■ EXERCISE BRIEF ■
Where does the string "JSON" appear in the records? Copy each line that holds it.

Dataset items

[Start of Attachment]

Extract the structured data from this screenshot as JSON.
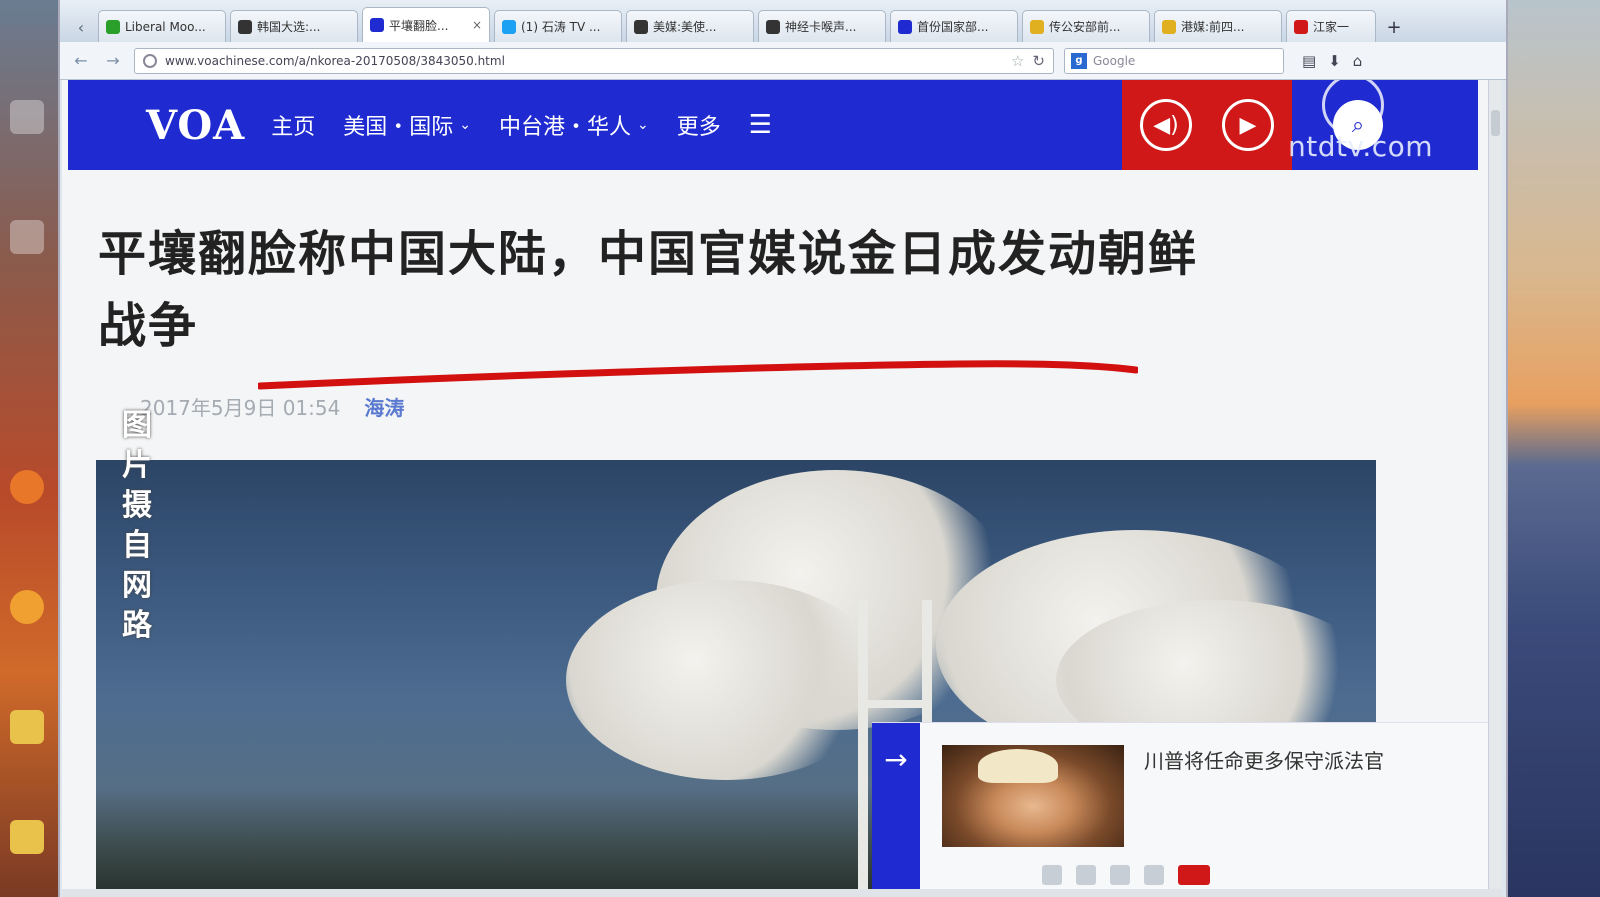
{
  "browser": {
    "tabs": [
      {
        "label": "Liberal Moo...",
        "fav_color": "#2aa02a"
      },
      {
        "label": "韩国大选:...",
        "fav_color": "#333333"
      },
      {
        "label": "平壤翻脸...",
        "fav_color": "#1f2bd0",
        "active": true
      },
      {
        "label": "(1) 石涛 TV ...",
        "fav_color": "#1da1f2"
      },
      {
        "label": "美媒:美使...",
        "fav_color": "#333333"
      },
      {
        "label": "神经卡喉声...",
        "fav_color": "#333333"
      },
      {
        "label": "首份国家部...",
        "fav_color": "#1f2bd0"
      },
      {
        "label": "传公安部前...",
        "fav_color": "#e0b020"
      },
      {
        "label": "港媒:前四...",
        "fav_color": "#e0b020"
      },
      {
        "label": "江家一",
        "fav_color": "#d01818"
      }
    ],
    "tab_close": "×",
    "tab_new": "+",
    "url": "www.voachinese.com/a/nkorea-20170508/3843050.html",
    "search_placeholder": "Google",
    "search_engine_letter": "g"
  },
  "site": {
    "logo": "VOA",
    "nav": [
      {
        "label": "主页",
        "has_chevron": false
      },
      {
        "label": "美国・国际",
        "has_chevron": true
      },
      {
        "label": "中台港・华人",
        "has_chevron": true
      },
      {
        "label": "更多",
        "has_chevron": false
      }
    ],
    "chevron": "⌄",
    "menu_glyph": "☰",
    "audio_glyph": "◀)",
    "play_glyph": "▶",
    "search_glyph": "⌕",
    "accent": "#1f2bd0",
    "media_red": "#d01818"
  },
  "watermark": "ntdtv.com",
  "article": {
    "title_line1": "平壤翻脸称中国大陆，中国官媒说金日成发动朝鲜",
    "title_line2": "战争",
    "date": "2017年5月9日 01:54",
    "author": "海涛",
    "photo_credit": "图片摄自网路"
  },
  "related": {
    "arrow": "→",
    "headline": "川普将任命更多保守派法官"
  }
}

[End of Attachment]
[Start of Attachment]

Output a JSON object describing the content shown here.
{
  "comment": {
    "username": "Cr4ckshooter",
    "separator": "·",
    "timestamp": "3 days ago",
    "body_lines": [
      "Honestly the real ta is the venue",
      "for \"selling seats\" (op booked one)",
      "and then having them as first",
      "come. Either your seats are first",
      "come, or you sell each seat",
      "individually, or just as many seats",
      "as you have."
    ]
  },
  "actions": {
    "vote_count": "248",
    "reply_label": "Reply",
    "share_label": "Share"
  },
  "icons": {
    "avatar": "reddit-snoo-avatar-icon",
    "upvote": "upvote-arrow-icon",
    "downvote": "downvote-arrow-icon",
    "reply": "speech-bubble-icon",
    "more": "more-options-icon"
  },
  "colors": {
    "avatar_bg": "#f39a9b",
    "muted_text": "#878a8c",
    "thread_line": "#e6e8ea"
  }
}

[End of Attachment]

■ EXERCISE RESULT ■
Extract the structured data from this screenshot as JSON.
Output a JSON object describing the content shown here.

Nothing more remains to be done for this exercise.